Are you/your co-workers/your employees or your team taking enough breaks?
Are these breaks token effectively? How to manage the right time to take a break and go to the water cooler? How can managers improve the efficiency of the time chosen for an employee taking a break?
A person can’t be 100% productive all day. It’s just not humanly possible. “Concentration is like a muscle, it needs to rest to be able to function, and it shouldn’t be overworked, otherwise it’ll simply burn out and take longer to get back into the swing of things. For this reason, even an employee working an 8-hour workday needs to take breaks to stay productive.”
Chatting around the water cooler may represent more than office gossip. In an age of e-mail, social networking, and video conferencing, having more “face time” with colleagues, helps to create a friendlier workspace and also more productive employees.
“Turns out the secret to retaining the highest level of productivity over the span of a workday is not working longer, but working smarter with frequent breaks.”

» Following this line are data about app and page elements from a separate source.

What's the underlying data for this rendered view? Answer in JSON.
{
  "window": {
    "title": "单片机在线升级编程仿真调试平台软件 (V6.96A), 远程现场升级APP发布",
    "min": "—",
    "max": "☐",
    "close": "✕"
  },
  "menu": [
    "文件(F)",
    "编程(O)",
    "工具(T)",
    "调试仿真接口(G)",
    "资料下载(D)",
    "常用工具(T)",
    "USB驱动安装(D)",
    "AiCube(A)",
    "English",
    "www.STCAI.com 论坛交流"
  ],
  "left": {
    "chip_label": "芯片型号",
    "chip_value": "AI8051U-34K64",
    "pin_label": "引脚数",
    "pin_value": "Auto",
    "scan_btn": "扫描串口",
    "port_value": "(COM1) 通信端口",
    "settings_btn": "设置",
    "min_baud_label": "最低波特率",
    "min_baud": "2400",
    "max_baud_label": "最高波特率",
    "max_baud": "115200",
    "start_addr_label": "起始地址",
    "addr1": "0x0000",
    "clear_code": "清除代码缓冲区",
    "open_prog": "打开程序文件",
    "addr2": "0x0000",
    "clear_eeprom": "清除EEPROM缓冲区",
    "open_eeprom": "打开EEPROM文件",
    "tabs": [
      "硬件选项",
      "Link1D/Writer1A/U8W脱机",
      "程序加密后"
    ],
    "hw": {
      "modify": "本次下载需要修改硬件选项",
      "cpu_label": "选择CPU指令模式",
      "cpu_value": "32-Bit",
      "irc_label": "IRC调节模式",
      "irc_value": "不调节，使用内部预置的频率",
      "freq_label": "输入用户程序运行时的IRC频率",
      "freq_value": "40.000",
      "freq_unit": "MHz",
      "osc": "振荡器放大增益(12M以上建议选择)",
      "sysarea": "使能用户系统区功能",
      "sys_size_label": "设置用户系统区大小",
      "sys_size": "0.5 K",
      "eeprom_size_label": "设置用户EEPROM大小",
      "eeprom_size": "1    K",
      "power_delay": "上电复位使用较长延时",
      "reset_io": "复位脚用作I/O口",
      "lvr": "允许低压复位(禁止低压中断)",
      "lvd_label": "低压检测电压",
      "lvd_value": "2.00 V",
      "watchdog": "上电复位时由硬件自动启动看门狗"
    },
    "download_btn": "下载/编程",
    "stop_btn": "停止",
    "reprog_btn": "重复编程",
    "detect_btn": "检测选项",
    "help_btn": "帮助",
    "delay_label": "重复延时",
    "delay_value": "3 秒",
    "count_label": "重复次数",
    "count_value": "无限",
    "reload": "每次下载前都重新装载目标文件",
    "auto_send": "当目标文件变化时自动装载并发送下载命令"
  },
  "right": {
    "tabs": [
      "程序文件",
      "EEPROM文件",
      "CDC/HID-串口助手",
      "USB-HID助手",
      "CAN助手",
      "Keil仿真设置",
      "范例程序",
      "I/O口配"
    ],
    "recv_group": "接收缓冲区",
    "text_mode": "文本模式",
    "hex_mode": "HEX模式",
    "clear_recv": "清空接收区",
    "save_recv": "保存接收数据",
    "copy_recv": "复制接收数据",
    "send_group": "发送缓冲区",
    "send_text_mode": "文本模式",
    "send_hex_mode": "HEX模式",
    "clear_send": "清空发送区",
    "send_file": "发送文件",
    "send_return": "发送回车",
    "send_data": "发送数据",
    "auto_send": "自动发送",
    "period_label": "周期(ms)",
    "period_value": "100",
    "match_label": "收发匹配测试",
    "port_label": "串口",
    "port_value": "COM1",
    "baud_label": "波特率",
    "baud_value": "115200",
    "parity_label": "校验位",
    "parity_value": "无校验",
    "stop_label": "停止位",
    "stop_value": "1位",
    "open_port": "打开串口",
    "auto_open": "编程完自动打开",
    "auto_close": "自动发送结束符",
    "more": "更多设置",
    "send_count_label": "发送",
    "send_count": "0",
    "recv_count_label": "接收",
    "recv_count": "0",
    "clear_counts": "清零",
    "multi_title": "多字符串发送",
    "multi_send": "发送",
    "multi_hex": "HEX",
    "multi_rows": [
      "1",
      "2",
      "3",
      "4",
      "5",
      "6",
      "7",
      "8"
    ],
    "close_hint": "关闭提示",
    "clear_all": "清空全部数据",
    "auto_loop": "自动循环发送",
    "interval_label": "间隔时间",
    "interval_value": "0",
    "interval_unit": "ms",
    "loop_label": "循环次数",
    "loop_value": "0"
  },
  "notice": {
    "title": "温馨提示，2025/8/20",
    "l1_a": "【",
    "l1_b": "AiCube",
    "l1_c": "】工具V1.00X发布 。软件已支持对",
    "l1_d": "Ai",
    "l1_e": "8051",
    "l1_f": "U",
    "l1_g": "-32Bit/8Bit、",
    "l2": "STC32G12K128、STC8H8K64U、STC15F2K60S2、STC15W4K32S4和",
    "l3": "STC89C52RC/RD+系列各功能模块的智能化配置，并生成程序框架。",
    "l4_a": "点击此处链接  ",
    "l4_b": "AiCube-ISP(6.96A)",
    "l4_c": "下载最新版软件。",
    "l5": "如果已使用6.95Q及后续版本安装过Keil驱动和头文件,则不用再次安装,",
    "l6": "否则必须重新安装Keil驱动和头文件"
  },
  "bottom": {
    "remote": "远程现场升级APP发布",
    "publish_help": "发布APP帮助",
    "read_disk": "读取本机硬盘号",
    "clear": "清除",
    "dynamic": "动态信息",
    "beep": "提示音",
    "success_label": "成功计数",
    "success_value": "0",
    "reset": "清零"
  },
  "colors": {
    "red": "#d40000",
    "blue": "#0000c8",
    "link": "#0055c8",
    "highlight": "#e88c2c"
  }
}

There are multiple theories and methodologies that you and your team can follow. But when you manage a team, for example, in a call center/contact center environment; in creative industries, like agencies or development teams; in a front line of a supermarket checkout; deciding when is time for an employee to take a break can be a tough decision, because you have: SLA’s to accomplish; specific amounts of hours to finish a task per client and in your pipeline, pauses aren’t even planned; or even because there are lot’s of people standing in lines, waiting for a register to become available, lines delayed by a coupon-counting or even because an unusual inflow of clients.
A break, at the right time, not only prevents burnout and mental fatigue but also will help the person to come back to the job at hand with renewed energy and a sense of purpose.
In some jobs, it’s more simple to just go for a walk when we feel stuck on a problem. “If your thoughts return to the problem after a pause, those other memories now have a chance to influence your thinking.”
“When you’re in a rut…you might not be aligned with your strengths” which could lead to a vicious cycle of dissatisfaction fueled by burn out.” - O’Meara
As an example, “Zenconnect CTO Yohann Lecornet was seeing tired agents struggling with difficult customer conversations and knew he needed to develop a strategy to improve those interactions and keep customers happy. These agents were expending a lot of effort into their phone conversations and becoming exhausted at critical, busy times of the day.
Looking for an innovative solution, Yohann decided to search for a real-time mental fatigue management system. After a simple setup, Zenconnect was using a real-time mental fatigue management system (Performetric) using its dashboard to monitor when agents would be fatigued and schedule them to perform non-customer-facing tasks during the periods of the highest fatigue. To go one step further, Zenconnect pulled his call center software - Talkdesk - data to determine when they would experience high call volume and combined that information with the mental fatigue management system to proactively staff their contact center with alert, fresh agents during those busy times. The change produced positive results in no time.”